20–23 Weeks: What to Expect From Your Kitten
Teach Your Kitten to Love the Carrier in Six Steps :: Litter Box 101: How to Make Sure Your Kitten Uses His Toilet Properly :: A Guide to Your Kitten's Senses: Hearing :: Four Tips for Handling the "Kitten Crazies"
Teach Your Kitten to Love the Carrier in Six Steps
Your kitten's carrier is an essential part of her life. Whether you're taking her for a vet visit, traveling to visit your family or friends, or evacuating in an emergency, your kitten needs to learn to accept this form of transport. With the right carrier and a few simple steps, your kitten can learn to love her carrier.
Cat carriers come in every style from disposable cardboard boxes to designer purses, and your choice of carrier can make or break your kitten's relationship with this vital safety device. The best all-purpose choice is a medium-sized (large enough to fit one cat comfortably) plastic box with a handle and openings in the front and the top. These can be found at pet stores and online pet supply outlets.
Here are six steps for best results with cat and carrier:
Step 1 To get your kitten used to the carrier, start by making it a part of her ordinary life. Leave the carrier in the living room, backed up against a wall, with the door propped open.
Step 2 Put a small blanket or comfortable pillow in the bottom, and toss in a catnip toy and one or two of her favorite treats.
Step 3 Let her explore the carrier at her leisure: no stress, no drama. For extra de-stressing power, spray a little bit of Feliway Comfort Zone, a synthetic “happy cat”pheromone, inside.
Step 4 The next step is to get your kitten used to doing different things in the carrier. Close the door while she's inside and leave the room for a few minutes. When you return, prop the carrier door open again. The goal here is to make your kitten feel that the carrier is not a trap. Do this several times over the course of a week or so.
Step 5 Once she's used to that, close the door while she's inside and walk around the house with the carrier. Afterward, set it down, open the door, and give her a treat.
Step 6 Once you've gotten your kitten used to her carrier, it's time to take her for a ride. Close the carrier door while your kitten is inside and take her for a short drive. Even a trip around the block will do. Repeat this at random intervals over the next week or so. The idea behind this is to help your kitten understand that being in the carrier, in the car, does not necessarily mean she's going to the vet.

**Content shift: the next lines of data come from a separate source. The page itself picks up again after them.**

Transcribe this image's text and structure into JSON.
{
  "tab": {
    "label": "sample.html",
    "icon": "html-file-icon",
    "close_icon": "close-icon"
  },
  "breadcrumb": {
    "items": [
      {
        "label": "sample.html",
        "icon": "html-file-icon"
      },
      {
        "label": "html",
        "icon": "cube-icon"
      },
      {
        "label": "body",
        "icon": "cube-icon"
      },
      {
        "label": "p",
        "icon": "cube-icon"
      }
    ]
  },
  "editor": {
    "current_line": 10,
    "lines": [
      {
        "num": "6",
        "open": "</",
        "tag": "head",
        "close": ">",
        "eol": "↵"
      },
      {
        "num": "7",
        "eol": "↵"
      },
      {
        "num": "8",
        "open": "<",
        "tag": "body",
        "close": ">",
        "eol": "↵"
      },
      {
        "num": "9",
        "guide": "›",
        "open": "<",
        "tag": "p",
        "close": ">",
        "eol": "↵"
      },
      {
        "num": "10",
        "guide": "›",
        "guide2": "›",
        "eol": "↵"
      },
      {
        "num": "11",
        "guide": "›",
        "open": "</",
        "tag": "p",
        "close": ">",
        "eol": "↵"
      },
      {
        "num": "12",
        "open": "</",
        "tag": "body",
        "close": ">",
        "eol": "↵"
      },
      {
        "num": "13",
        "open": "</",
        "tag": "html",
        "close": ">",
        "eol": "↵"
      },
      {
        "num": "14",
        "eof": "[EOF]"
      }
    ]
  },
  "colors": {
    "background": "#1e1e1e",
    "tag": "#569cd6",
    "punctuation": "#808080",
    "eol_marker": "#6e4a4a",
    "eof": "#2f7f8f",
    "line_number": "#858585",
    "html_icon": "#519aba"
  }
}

With the right carrier and a low-key, drama-free introduction, you'll have a kitten who will love—or at least, accept—the carrier.
Advice from Other Cat Owners

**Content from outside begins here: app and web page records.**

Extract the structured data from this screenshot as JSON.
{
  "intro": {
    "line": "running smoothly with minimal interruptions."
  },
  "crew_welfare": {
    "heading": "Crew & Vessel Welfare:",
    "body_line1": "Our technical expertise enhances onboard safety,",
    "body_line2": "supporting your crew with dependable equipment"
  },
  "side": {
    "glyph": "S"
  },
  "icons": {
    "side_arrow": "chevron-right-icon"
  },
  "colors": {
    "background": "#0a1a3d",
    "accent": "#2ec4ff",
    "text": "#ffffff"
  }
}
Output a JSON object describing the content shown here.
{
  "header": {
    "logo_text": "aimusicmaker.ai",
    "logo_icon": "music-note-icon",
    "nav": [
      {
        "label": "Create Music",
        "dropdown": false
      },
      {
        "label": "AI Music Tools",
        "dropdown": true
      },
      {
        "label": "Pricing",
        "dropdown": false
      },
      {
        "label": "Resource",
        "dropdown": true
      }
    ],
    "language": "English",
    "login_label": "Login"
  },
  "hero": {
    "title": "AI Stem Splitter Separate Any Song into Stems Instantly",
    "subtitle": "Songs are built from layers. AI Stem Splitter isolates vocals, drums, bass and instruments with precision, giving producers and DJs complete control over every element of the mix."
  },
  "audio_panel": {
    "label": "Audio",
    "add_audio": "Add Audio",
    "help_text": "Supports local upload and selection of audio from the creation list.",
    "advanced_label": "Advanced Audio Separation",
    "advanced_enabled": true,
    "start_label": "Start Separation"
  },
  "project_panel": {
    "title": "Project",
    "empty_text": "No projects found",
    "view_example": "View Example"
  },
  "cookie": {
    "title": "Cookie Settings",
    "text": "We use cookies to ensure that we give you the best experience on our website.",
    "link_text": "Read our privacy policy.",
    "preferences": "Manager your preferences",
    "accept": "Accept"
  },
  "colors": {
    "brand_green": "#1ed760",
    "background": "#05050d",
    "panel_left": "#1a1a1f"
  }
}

Basic Litterbox Training for Kittens
Some 3-3 1/2 week-old cats already use a box. Do not use scoopable litter as they will probably eat it and it will get all stuck to their fur. Put them in the box and scratch their paws in it. Some get it right away and some don't. If they have any poo accidents outside the box, just pick it up with a tissue and put it in the box so they can smell it.
An old baking pan is a good litter box, and they also sell "half" boxes almost everywhere. Another good box is for ferrets as one side is much lower than the others.

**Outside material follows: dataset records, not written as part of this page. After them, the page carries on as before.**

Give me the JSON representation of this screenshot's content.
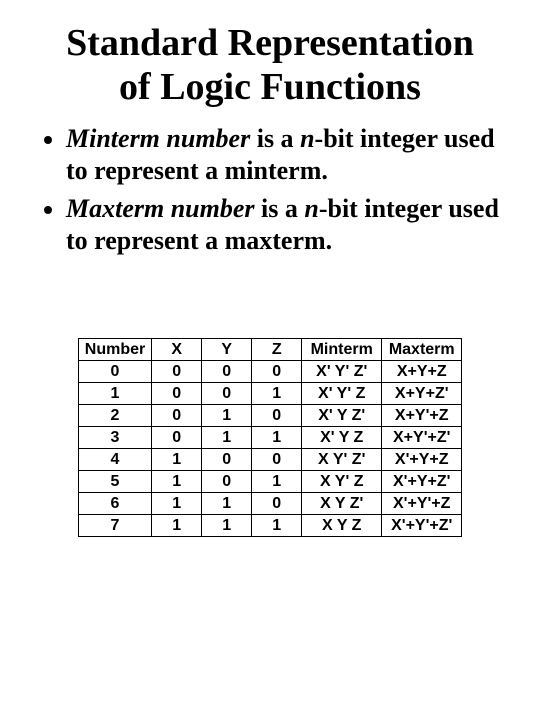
{
  "title_line1": "Standard Representation",
  "title_line2": "of Logic Functions",
  "bullet1": {
    "term": "Minterm number",
    "mid": " is a ",
    "n": "n",
    "rest": "-bit integer used to represent a minterm."
  },
  "bullet2": {
    "term": "Maxterm number",
    "mid": " is a ",
    "n": "n",
    "rest": "-bit integer used to represent a maxterm."
  },
  "chart_data": {
    "type": "table",
    "headers": [
      "Number",
      "X",
      "Y",
      "Z",
      "Minterm",
      "Maxterm"
    ],
    "rows": [
      {
        "Number": "0",
        "X": "0",
        "Y": "0",
        "Z": "0",
        "Minterm": "X' Y' Z'",
        "Maxterm": "X+Y+Z"
      },
      {
        "Number": "1",
        "X": "0",
        "Y": "0",
        "Z": "1",
        "Minterm": "X' Y' Z",
        "Maxterm": "X+Y+Z'"
      },
      {
        "Number": "2",
        "X": "0",
        "Y": "1",
        "Z": "0",
        "Minterm": "X' Y Z'",
        "Maxterm": "X+Y'+Z"
      },
      {
        "Number": "3",
        "X": "0",
        "Y": "1",
        "Z": "1",
        "Minterm": "X' Y Z",
        "Maxterm": "X+Y'+Z'"
      },
      {
        "Number": "4",
        "X": "1",
        "Y": "0",
        "Z": "0",
        "Minterm": "X Y' Z'",
        "Maxterm": "X'+Y+Z"
      },
      {
        "Number": "5",
        "X": "1",
        "Y": "0",
        "Z": "1",
        "Minterm": "X Y' Z",
        "Maxterm": "X'+Y+Z'"
      },
      {
        "Number": "6",
        "X": "1",
        "Y": "1",
        "Z": "0",
        "Minterm": "X Y Z'",
        "Maxterm": "X'+Y'+Z"
      },
      {
        "Number": "7",
        "X": "1",
        "Y": "1",
        "Z": "1",
        "Minterm": "X Y Z",
        "Maxterm": "X'+Y'+Z'"
      }
    ]
  }
}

~DONNA K., owner of Domestic Shorthair
How to Stop Your Kitten from Biting and Scratching
First of all, take note that your baby is being a baby! He is teething, and will go right on teething until he is about 6 months. Discourage your kitten by walking away or gently picking him up and placing him on the floor. NEVER chastise. Your baby is just like a human baby. They need to be shown the right thing to do, not the wrong side of your hand!
The same goes for scratching and climbing. Gently pick him up and place him by his scratching post - do not shout as he will take this behavior as a good way to get your attention. When he scratches his post on his own, then reward him with lots of "Good Boy!"s.
Treat climbing the same. Place him at the bottom of his activity center if he starts on the curtains!
~North-West S., owner of Siamese